Columbus residents have a new place to view art — parking lots.
The “Bold Booths” project features two Ohio State scholars — Malcolm Cochran, professor emeritus in the Department of Art, and Beth Blostein, associate professor in the Knowlton School of Architecture — who changed the design of parking booths into pieces of public art.
The “Bold Booths” project aims to combine public art with utilitarian functions, Cochran said.
“The intention of the project is to find high levels of design and thought in what are sometimes overlooked, mundane places in the city,” Blostein said in an email. “The lowly surface parking lot is such a place for investigation.”
According to the “Bold Booths” website, the first booth, named “Coney Island,” is situated at the parking lot of The Great Southern Theater at The Westin Hotel adjacent to East Main Street. The design of “Coney Island” and the design of the theater are respectfully complementary.
“‘Coney Island’ riffs on the geometry that makes the Southern Theater’s acoustically superior proscenium, a geometry made from conic sections,” Blostein said. “In the valet booth, conic volumes are intersected to perform in other ways: make interior space, bring in light and views and shed water into a rain garden.”
Cochran said four more booths are set to be built in the future, and he said he hopes one of them could be done at the end of the next year.
Each bold booth will have different designers as well as site and operational constraints, Blostein said.
Cochran said the space of each booth will be varied, but none of them will take up more than the space of a single parking space.
“The valet attendant booth is quite small to maximize parking space: only 55 square feet of interior space,” Blostein said. “But that small interior volume has all the inner-workings of the parking attendant intricately built into its form: key fob organization, work desk and stool, storage.”
Cochran said the budget for each booth without the architect’s fees is $30,000, which is about the same amount of money needed to build a traditional booth.
He also said the team only has enough money to do three more booths as of Thursday.
Compared to traditional valet booths, each bold booth provides a better working environment for parking attendants.
“What we found out is that some of these booths are so old that they don’t have adequate heating and air-conditioning, so they are in terrible working condition,” Cochran said. “It’s really important that we pay attention to the quality of the experience with the person who works there.”
With the unusual design, the material for these new booths is also different.
“The project merged digitally fabricated materials, like the 15-foot-high digitally milled interior (and) exterior form, with conventional materials, like the booth frame and its manufactured ocular windows. The two techniques were necessary so that a complex geometrical form could be economically constructed,” Blostein said.
The Bold Booths project is part of Columbus Public Art 2012, an art movement that aims to create “memorable experiences for downtown workers, Columbus residents and visitors,” according to its website.
“When you see it, it’s very clear that something unusual and imaginative has been placed there. And I think it is an example of the fact that you can do something imaginative anywhere,” Cochran said.

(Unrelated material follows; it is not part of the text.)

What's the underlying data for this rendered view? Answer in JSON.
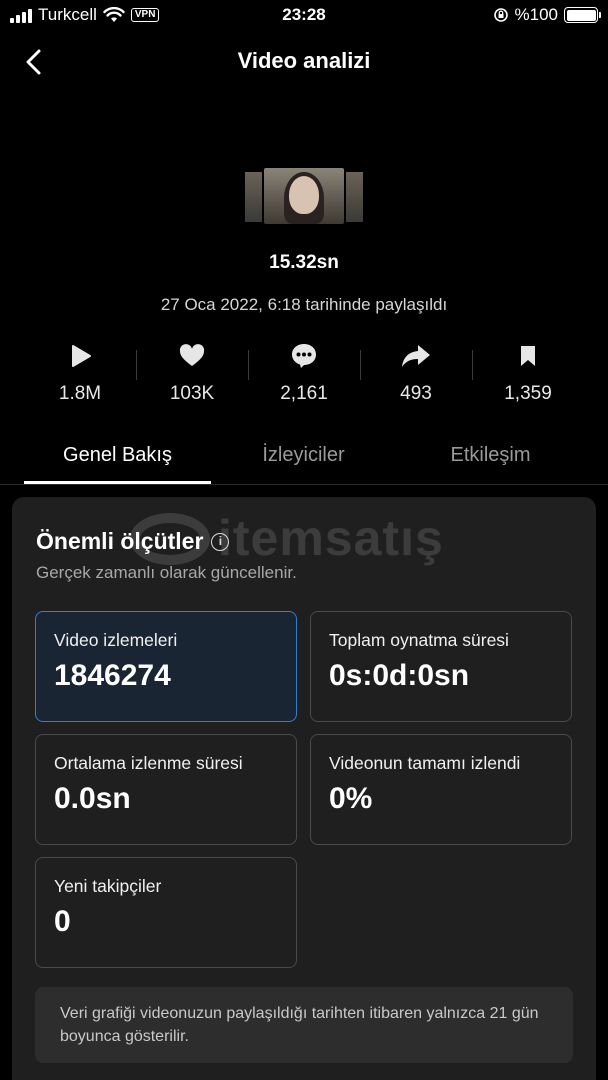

Cochran said targeting uninteresting places for public art projects brings more interest than in a beautiful place, such as a park in downtown Columbus.
“By approaching something that is usually considered not worth paying attention to, (such as) a booth for a parking lot attendant to work in, and by giving it attention and creative energy, you transform that architectural object, and it functions on lots of levels,” he said. “I don’t mean just art or architecture; it is possible to do creative and interesting things even in uninteresting places.”